▸ Problem requirements
In the entries that follow, find the word "JSON" and report each line it is on.

** Entries shown follows **

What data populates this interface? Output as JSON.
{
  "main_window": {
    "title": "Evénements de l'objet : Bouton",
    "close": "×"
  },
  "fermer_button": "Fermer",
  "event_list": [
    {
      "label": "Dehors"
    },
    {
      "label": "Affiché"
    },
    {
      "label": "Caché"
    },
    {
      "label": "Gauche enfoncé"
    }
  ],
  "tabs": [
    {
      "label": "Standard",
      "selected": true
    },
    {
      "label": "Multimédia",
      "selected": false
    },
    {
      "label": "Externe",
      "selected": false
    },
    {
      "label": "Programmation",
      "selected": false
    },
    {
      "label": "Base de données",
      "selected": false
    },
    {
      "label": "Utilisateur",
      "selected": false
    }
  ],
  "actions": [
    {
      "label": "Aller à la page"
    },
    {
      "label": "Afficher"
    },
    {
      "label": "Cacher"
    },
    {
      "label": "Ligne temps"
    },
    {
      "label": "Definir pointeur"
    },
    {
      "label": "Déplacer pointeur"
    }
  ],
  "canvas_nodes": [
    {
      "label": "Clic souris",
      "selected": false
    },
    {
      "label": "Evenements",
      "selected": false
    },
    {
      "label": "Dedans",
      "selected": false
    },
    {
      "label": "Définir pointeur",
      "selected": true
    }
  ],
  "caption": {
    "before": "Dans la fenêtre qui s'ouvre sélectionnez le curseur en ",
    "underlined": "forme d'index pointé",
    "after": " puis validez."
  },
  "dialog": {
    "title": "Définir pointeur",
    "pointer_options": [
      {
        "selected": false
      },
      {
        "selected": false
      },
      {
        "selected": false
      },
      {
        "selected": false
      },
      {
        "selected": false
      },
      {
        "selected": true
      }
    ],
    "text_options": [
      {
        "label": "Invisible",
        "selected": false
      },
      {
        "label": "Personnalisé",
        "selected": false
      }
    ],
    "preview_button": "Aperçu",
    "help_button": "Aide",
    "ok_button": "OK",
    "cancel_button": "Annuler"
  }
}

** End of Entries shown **
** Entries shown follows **

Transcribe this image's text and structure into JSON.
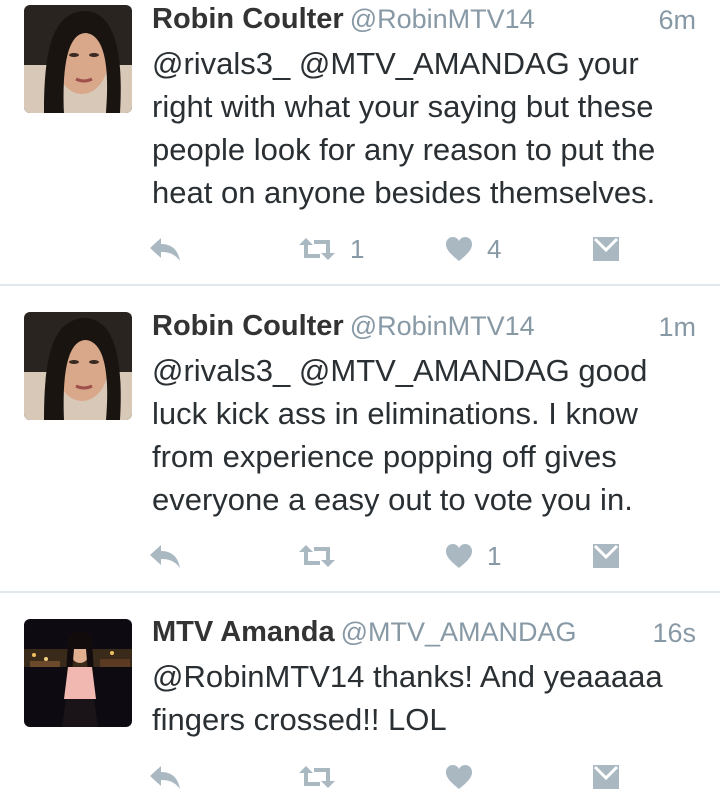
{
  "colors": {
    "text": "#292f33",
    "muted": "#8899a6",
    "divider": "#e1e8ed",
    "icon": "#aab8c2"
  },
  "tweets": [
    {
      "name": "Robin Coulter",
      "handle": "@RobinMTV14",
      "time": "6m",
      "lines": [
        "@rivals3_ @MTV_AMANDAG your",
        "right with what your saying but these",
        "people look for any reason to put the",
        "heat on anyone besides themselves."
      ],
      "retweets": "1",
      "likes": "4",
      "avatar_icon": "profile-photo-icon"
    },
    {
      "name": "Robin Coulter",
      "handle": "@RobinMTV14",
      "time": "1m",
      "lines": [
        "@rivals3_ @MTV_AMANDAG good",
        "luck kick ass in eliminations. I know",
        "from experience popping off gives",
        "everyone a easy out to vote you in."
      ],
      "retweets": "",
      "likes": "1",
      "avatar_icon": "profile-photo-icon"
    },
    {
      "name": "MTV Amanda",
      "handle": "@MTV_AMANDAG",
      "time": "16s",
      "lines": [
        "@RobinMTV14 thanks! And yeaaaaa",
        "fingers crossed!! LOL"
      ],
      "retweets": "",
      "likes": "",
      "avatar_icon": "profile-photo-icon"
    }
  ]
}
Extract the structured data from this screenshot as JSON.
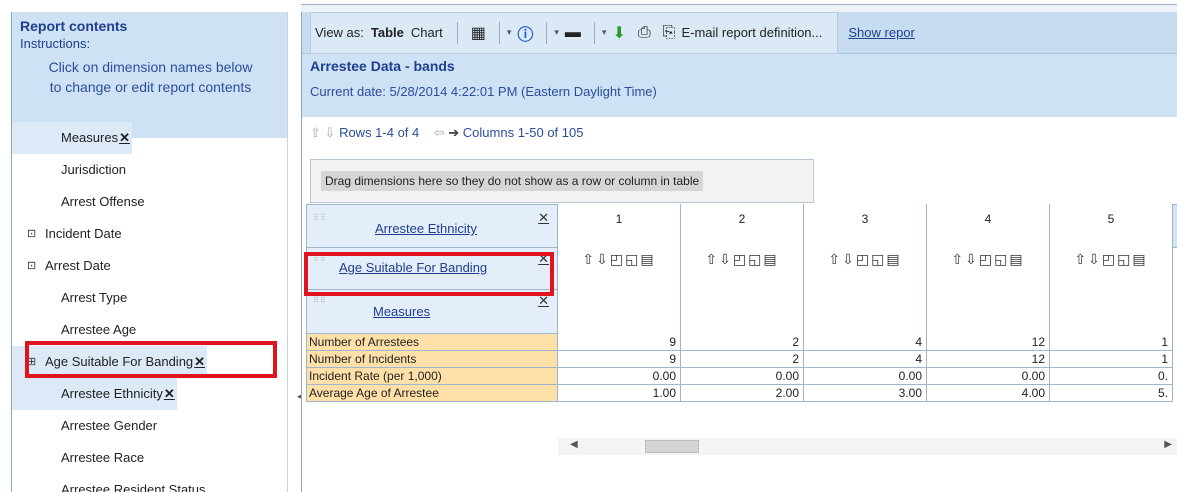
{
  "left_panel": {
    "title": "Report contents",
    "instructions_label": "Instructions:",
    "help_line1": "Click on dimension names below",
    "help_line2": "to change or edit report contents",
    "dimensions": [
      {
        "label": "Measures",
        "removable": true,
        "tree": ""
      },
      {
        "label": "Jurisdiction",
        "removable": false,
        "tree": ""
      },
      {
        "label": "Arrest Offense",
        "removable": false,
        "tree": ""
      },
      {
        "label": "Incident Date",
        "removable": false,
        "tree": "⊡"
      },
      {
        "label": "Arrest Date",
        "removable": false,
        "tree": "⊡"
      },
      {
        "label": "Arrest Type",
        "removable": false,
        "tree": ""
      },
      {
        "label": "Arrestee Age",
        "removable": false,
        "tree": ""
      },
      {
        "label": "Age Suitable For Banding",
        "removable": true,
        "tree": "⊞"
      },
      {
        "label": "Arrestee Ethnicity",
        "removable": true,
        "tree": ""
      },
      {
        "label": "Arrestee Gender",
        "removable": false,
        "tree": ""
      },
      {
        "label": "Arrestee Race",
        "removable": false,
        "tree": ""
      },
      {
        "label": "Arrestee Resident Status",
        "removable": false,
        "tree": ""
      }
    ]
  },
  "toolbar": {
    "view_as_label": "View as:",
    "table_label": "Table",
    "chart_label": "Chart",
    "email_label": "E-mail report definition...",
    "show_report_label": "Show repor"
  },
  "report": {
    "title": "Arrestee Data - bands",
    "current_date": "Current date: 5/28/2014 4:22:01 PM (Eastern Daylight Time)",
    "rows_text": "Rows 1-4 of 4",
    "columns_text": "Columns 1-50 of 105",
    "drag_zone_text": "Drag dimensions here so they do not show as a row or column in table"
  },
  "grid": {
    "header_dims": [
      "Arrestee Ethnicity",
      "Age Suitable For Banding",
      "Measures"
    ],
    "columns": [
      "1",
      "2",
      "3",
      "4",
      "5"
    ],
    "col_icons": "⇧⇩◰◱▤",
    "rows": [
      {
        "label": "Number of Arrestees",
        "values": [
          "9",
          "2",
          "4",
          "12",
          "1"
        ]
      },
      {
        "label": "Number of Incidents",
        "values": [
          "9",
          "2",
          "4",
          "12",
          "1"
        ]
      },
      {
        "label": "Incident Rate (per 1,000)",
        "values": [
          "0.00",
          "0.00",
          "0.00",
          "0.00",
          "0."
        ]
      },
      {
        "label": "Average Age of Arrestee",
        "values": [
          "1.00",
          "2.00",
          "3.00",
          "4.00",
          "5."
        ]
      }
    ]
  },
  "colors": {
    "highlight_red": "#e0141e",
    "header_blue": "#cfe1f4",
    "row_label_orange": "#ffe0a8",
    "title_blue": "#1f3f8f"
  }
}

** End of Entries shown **

▸ Solution below
What data populates this interface? Output as JSON.
Transcribe this image's text and structure into JSON.
Extract the structured data from this screenshot as JSON.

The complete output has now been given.